Avecita Chicchón, Gordon and Betty Moore Foundation

TITLE: Program Director

FUNDING AREAS: Andes-Amazon, sustainable agriculture

CONTACT: info@moore.org, (650) 213-3000

IP TAKE: Chicchón's career revolves largely around biodiversity conservation and sustainable development, with a strong geographic focus on the Amazon. Organizations that protect forests and build up local capacity to sustain their protection are right up her alley.

PROFILE: When Chicchón joined the Gordon and Betty Moore Foundation to head up its Andes-Amazon Initiative in 2011, she brought with her a veritable treasure trove of experience and knowledge. Over the course of her career, Avecita Chicchón has also managed conservation programs in 15 countries around the world, with substantial experience in the Amazon and Latin America lends well to heading up the Moore Foundation's Andes-Amazon Initiative.

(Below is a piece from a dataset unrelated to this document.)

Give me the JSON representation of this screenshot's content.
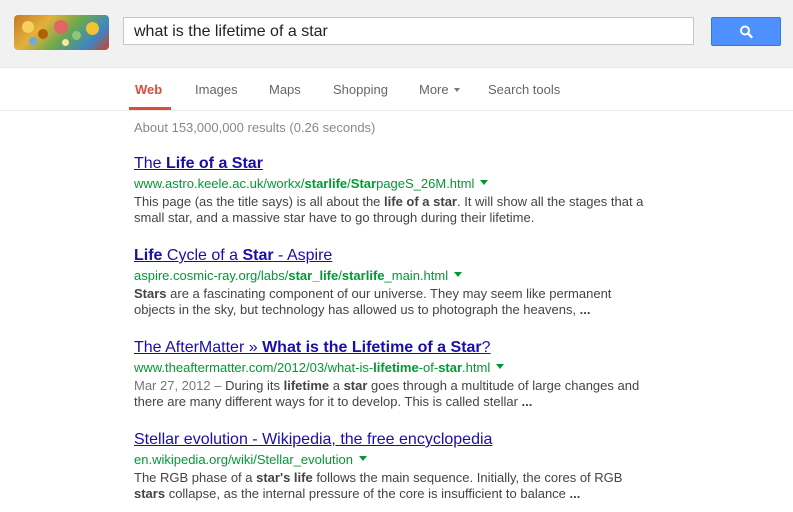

She also has a Ph.D. in social anthropology from the University of Florida in Gainesville, where she concentrated on natural resource and conservation issues—an enormous benefit for working in the Amazonian rainforests, which are losing an average of 20,000 square miles per year.

Chicchón's background spans the South American continent and includes extensive work with not only the ecosystems, but also the rural and indigenous communities that depend on them. From 2003-2010, Chicchón served as the executive director of the Latin America and Caribbean Program at Wildlife Conservation Society. She also worked as a program officer for the John D. and Catherine T. MacArthur Foundation's Conservation and Sustainable Development program. Chicchón additionally served as the first country director in Peru for Conservation International, where she designed, implemented and managed conservation-based development projects in the Tambopata, Vilcabamba, and Cóndor regions of Eastern Peru in the Upper Amazon.

Chicchón is very serious about environmental conservation and biodiversity. If your organization is looking for a grant from the Andes-Amazon Initiative, the first step is to impress program staff enough to make a connection. Moore is highly involved with grantees, so they don't accept proposals exactly, invited or otherwise. Instead, it's more of a cooperative process between selected organizations and foundation staff to figure out common goals, and then work out a strategy to get there. Once funds are awarded, program staff continue to monitor progress and adjust course if the original strategy isn't working. 

The Andes-Amazon Initiative works with governments, businesses, and nonprofits to halt the ongoing destruction of the Amazon’s rainforests. It funds not only efforts to protect threatened areas through land-use planning that includes the establishment of conservation areas, but also initiatives to foster economic growth—for example, helping communities transition from unsustainable clear-cutting and farming practices to ecologically sensitive alternatives.

Big-name nonprofit groups receive plenty of support from the foundation, but Chicchón also keeps a constant lookout for native NGOs to support. Groups founded in Brazil, Peru, and other Amazon nations constitute a large chunk of her grant recipients. Regardless of the organization's size, Chicchón’s grant giving hews strongly toward local capacity-building and long-term systemic change. Chicchón’s program recently granted $15 million over five years to the World Wildlife Fund to ensure the protection in perpetuity of 15 percent of the Brazilian Amazon Biome.  The foundation also recently supported Derecho Ambiente y Recursos Naturales with nearly $1.7 million over two years for land use planning and protected areas in Loreto, Peru, as well as more than $800,000 for two years to Aliança da Terra in support of transparent supply chains of responsible soy and beef in Brazil. On a smaller scale, but also right within Chicchón’s wheelhouse, the foundation granted $150,000 to Instituto de Pesquisa Ambiental da Amazônia to create fiscal and tax incentives from protected areas and indigenous lands in the Brazilian Amazon.

The key to securing funding from Gordon and Betty Moore Foundation's Andes-Amazon Initiative is making sure your organization's work closely aligns with Chicchón's grantmaking sensibilities and specific areas of interest, and developing a relationship. As with all of the foundation's grantmaking, aligned goals and strategy are important, and they view it as a joint process, as opposed to reviewing and selecting proposals.